__Records supplied__.
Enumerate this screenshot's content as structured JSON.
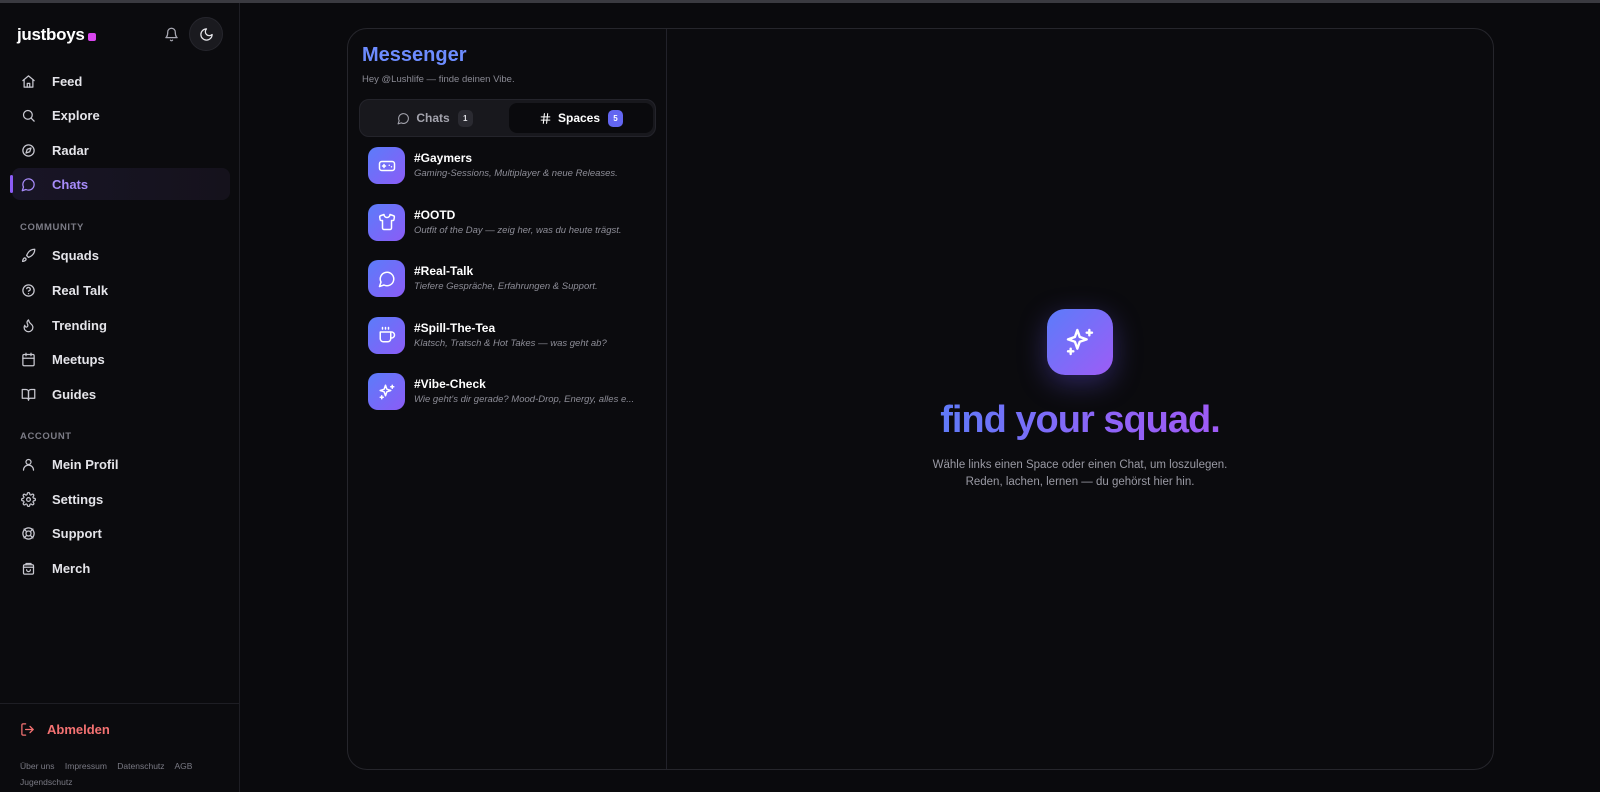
{
  "brand": {
    "name": "justboys"
  },
  "sidebar": {
    "main_items": [
      {
        "label": "Feed",
        "icon": "home-icon"
      },
      {
        "label": "Explore",
        "icon": "search-icon"
      },
      {
        "label": "Radar",
        "icon": "compass-icon"
      },
      {
        "label": "Chats",
        "icon": "chat-bubble-icon",
        "active": true
      }
    ],
    "community_label": "COMMUNITY",
    "community_items": [
      {
        "label": "Squads",
        "icon": "rocket-icon"
      },
      {
        "label": "Real Talk",
        "icon": "help-circle-icon"
      },
      {
        "label": "Trending",
        "icon": "flame-icon"
      },
      {
        "label": "Meetups",
        "icon": "calendar-icon"
      },
      {
        "label": "Guides",
        "icon": "book-icon"
      }
    ],
    "account_label": "ACCOUNT",
    "account_items": [
      {
        "label": "Mein Profil",
        "icon": "user-icon"
      },
      {
        "label": "Settings",
        "icon": "gear-icon"
      },
      {
        "label": "Support",
        "icon": "lifebuoy-icon"
      },
      {
        "label": "Merch",
        "icon": "shopping-bag-icon"
      }
    ],
    "logout_label": "Abmelden",
    "footer_links": [
      "Über uns",
      "Impressum",
      "Datenschutz",
      "AGB",
      "Jugendschutz"
    ]
  },
  "messenger": {
    "title": "Messenger",
    "subtitle": "Hey @Lushlife — finde deinen Vibe.",
    "tabs": [
      {
        "label": "Chats",
        "count": "1",
        "active": false
      },
      {
        "label": "Spaces",
        "count": "5",
        "active": true
      }
    ],
    "spaces": [
      {
        "name": "#Gaymers",
        "description": "Gaming-Sessions, Multiplayer & neue Releases.",
        "icon": "gamepad-icon"
      },
      {
        "name": "#OOTD",
        "description": "Outfit of the Day — zeig her, was du heute trägst.",
        "icon": "tshirt-icon"
      },
      {
        "name": "#Real-Talk",
        "description": "Tiefere Gespräche, Erfahrungen & Support.",
        "icon": "chat-bubble-icon"
      },
      {
        "name": "#Spill-The-Tea",
        "description": "Klatsch, Tratsch & Hot Takes — was geht ab?",
        "icon": "cup-icon"
      },
      {
        "name": "#Vibe-Check",
        "description": "Wie geht's dir gerade? Mood-Drop, Energy, alles e...",
        "icon": "sparkles-icon"
      }
    ],
    "empty_state": {
      "icon": "sparkles-icon",
      "title": "find your squad.",
      "line1": "Wähle links einen Space oder einen Chat, um loszulegen.",
      "line2": "Reden, lachen, lernen — du gehörst hier hin."
    }
  },
  "colors": {
    "accent": "#8b5cf6",
    "accent_blue": "#5b7cfa",
    "brand_dot": "#d946ef",
    "logout": "#f47272",
    "background": "#0a0a0d"
  }
}
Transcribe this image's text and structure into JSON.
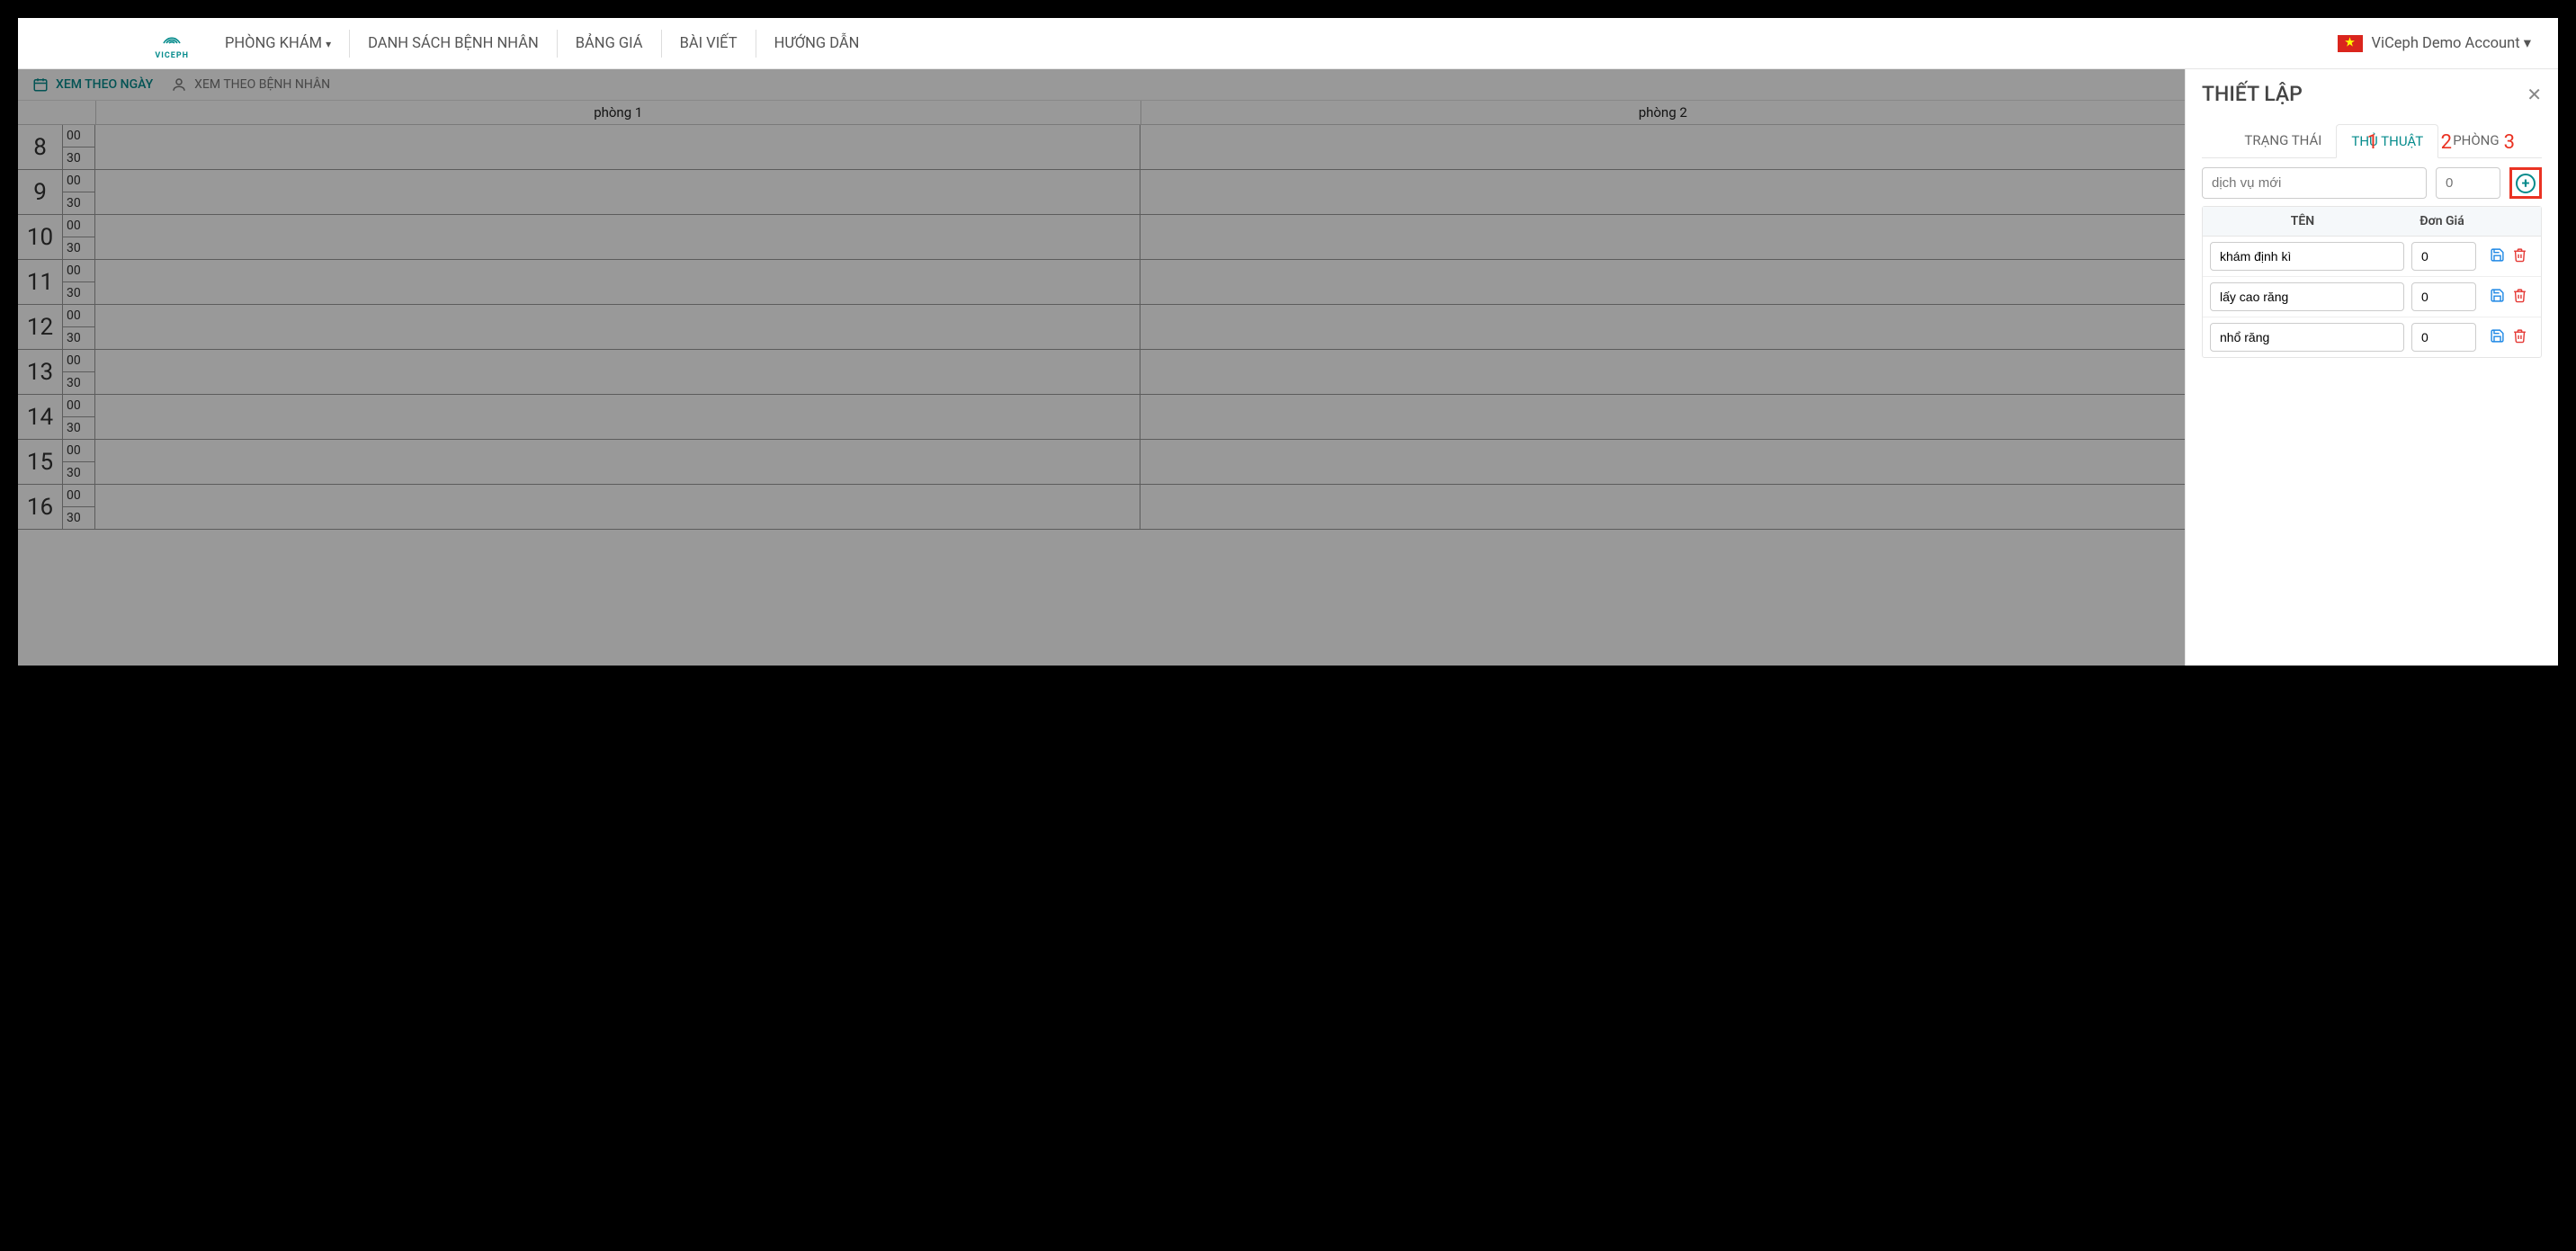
{
  "nav": {
    "items": [
      "PHÒNG KHÁM",
      "DANH SÁCH BỆNH NHÂN",
      "BẢNG GIÁ",
      "BÀI VIẾT",
      "HƯỚNG DẪN"
    ],
    "logo_text": "VICEPH",
    "account": "ViCeph Demo Account"
  },
  "calendar": {
    "view_day": "XEM THEO NGÀY",
    "view_patient": "XEM THEO BỆNH NHÂN",
    "rooms": [
      "phòng 1",
      "phòng 2"
    ],
    "hours": [
      8,
      9,
      10,
      11,
      12,
      13,
      14,
      15,
      16
    ],
    "minutes": [
      "00",
      "30"
    ]
  },
  "panel": {
    "title": "THIẾT LẬP",
    "tabs": [
      "TRẠNG THÁI",
      "THỦ THUẬT",
      "PHÒNG"
    ],
    "active_tab": 1,
    "new_service_placeholder": "dịch vụ mới",
    "new_price_placeholder": "0",
    "col_name": "TÊN",
    "col_price": "Đơn Giá",
    "services": [
      {
        "name": "khám định kì",
        "price": "0"
      },
      {
        "name": "lấy cao răng",
        "price": "0"
      },
      {
        "name": "nhổ răng",
        "price": "0"
      }
    ],
    "annotations": [
      "1",
      "2",
      "3"
    ]
  }
}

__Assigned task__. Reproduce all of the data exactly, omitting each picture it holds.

__Answer below__.
Enumerate this screenshot's content as structured JSON.
{
  "brand": {
    "name": "justboys"
  },
  "sidebar": {
    "main_items": [
      {
        "label": "Feed",
        "icon": "home-icon"
      },
      {
        "label": "Explore",
        "icon": "search-icon"
      },
      {
        "label": "Radar",
        "icon": "compass-icon"
      },
      {
        "label": "Chats",
        "icon": "chat-bubble-icon",
        "active": true
      }
    ],
    "community_label": "COMMUNITY",
    "community_items": [
      {
        "label": "Squads",
        "icon": "rocket-icon"
      },
      {
        "label": "Real Talk",
        "icon": "help-circle-icon"
      },
      {
        "label": "Trending",
        "icon": "flame-icon"
      },
      {
        "label": "Meetups",
        "icon": "calendar-icon"
      },
      {
        "label": "Guides",
        "icon": "book-icon"
      }
    ],
    "account_label": "ACCOUNT",
    "account_items": [
      {
        "label": "Mein Profil",
        "icon": "user-icon"
      },
      {
        "label": "Settings",
        "icon": "gear-icon"
      },
      {
        "label": "Support",
        "icon": "lifebuoy-icon"
      },
      {
        "label": "Merch",
        "icon": "shopping-bag-icon"
      }
    ],
    "logout_label": "Abmelden",
    "footer_links": [
      "Über uns",
      "Impressum",
      "Datenschutz",
      "AGB",
      "Jugendschutz"
    ]
  },
  "messenger": {
    "title": "Messenger",
    "subtitle": "Hey @Lushlife — finde deinen Vibe.",
    "tabs": [
      {
        "label": "Chats",
        "count": "1",
        "active": false
      },
      {
        "label": "Spaces",
        "count": "5",
        "active": true
      }
    ],
    "spaces": [
      {
        "name": "#Gaymers",
        "description": "Gaming-Sessions, Multiplayer & neue Releases.",
        "icon": "gamepad-icon"
      },
      {
        "name": "#OOTD",
        "description": "Outfit of the Day — zeig her, was du heute trägst.",
        "icon": "tshirt-icon"
      },
      {
        "name": "#Real-Talk",
        "description": "Tiefere Gespräche, Erfahrungen & Support.",
        "icon": "chat-bubble-icon"
      },
      {
        "name": "#Spill-The-Tea",
        "description": "Klatsch, Tratsch & Hot Takes — was geht ab?",
        "icon": "cup-icon"
      },
      {
        "name": "#Vibe-Check",
        "description": "Wie geht's dir gerade? Mood-Drop, Energy, alles e...",
        "icon": "sparkles-icon"
      }
    ],
    "empty_state": {
      "icon": "sparkles-icon",
      "title": "find your squad.",
      "line1": "Wähle links einen Space oder einen Chat, um loszulegen.",
      "line2": "Reden, lachen, lernen — du gehörst hier hin."
    }
  },
  "colors": {
    "accent": "#8b5cf6",
    "accent_blue": "#5b7cfa",
    "brand_dot": "#d946ef",
    "logout": "#f47272",
    "background": "#0a0a0d"
  }
}
Transcribe this image's text and structure into JSON.
{
  "nav": {
    "items": [
      "PHÒNG KHÁM",
      "DANH SÁCH BỆNH NHÂN",
      "BẢNG GIÁ",
      "BÀI VIẾT",
      "HƯỚNG DẪN"
    ],
    "logo_text": "VICEPH",
    "account": "ViCeph Demo Account"
  },
  "calendar": {
    "view_day": "XEM THEO NGÀY",
    "view_patient": "XEM THEO BỆNH NHÂN",
    "rooms": [
      "phòng 1",
      "phòng 2"
    ],
    "hours": [
      8,
      9,
      10,
      11,
      12,
      13,
      14,
      15,
      16
    ],
    "minutes": [
      "00",
      "30"
    ]
  },
  "panel": {
    "title": "THIẾT LẬP",
    "tabs": [
      "TRẠNG THÁI",
      "THỦ THUẬT",
      "PHÒNG"
    ],
    "active_tab": 1,
    "new_service_placeholder": "dịch vụ mới",
    "new_price_placeholder": "0",
    "col_name": "TÊN",
    "col_price": "Đơn Giá",
    "services": [
      {
        "name": "khám định kì",
        "price": "0"
      },
      {
        "name": "lấy cao răng",
        "price": "0"
      },
      {
        "name": "nhổ răng",
        "price": "0"
      }
    ],
    "annotations": [
      "1",
      "2",
      "3"
    ]
  }
}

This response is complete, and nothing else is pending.